“…I can’t.”

The idea of being packed into a mini bus (the woman at reception was honest with us that we would be sharing seats with other passengers) for five hours on Cambodian roads was unbearable.  We cancelled the bus ticket and spent literally all day in bed.  We knew we would probably get sick at some point on this trip, and we were grateful that it hadn’t happened until this point, but that didn’t make it any better.

The day was pure agony, but around 5pm we assembled some sort of energy and got ourselves into town to try to eat something.  It was that point where we had no semblance of an appetite, but the weakness of hunger was only increasing our misery.  Afraid to eat at the hotel restaurant again, we decided to play it safe and try a well known restaurant in town called Red Sun Falling.

It was a perfectly pleasant place, but even just reading the menu items was near enough to induce dry heaving.  We ended up sharing a bowl of noodle soup, which was enough to fill our bellies without making us sick again.

We went to bed super early that night, and were thankfully able to get a bit more rest before getting on the bus the next morning.

It certainly wan’t a pleasant experience, but it could have been worse.  We avoided the hotel restaurant the next morning as well (and ate some Oreos for breakfast, just to be safe.)  And yes, we DID make it onto the bus this time!

2/21

Breakfast: $10

Tuk Tuk to Kampi: $10

Boat: $18

Tip: $1

Water: $1

Dinner: $5.50

Accommodation: $5

2/21 Total Spent: $50.50 USD

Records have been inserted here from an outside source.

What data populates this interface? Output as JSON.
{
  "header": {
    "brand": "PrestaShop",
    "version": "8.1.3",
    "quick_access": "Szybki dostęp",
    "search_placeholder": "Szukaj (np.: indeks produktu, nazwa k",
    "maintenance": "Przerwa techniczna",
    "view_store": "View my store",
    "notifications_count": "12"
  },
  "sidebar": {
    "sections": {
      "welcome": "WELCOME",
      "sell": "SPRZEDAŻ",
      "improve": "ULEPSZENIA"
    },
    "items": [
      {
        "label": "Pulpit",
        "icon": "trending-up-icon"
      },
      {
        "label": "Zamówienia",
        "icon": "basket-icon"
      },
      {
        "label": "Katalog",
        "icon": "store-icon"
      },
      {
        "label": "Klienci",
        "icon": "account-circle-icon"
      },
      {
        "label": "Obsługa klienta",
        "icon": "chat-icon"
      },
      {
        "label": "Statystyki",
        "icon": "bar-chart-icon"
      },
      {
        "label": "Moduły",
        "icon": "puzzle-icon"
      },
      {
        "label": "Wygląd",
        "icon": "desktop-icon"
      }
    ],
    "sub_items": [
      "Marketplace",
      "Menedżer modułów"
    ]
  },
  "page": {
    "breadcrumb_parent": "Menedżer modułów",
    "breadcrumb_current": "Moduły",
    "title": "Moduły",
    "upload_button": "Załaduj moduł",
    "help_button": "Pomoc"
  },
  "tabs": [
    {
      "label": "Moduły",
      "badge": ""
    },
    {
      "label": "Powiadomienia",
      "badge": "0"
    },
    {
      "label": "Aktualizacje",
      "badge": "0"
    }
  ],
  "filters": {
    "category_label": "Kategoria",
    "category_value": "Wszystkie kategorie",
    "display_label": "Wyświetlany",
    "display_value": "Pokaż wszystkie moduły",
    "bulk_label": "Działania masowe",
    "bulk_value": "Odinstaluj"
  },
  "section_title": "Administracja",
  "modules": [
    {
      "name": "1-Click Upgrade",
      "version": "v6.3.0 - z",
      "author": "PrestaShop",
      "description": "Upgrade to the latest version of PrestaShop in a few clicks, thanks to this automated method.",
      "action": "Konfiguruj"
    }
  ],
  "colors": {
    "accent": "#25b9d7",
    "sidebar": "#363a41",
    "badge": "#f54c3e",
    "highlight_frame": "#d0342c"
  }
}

2/22

Sandwich: $4.50

Water: $1

Water: $1

Water: $1

Red Sun Falling: $3.75

Accommodation: $5

2/22 Total Spent: $16.25 USD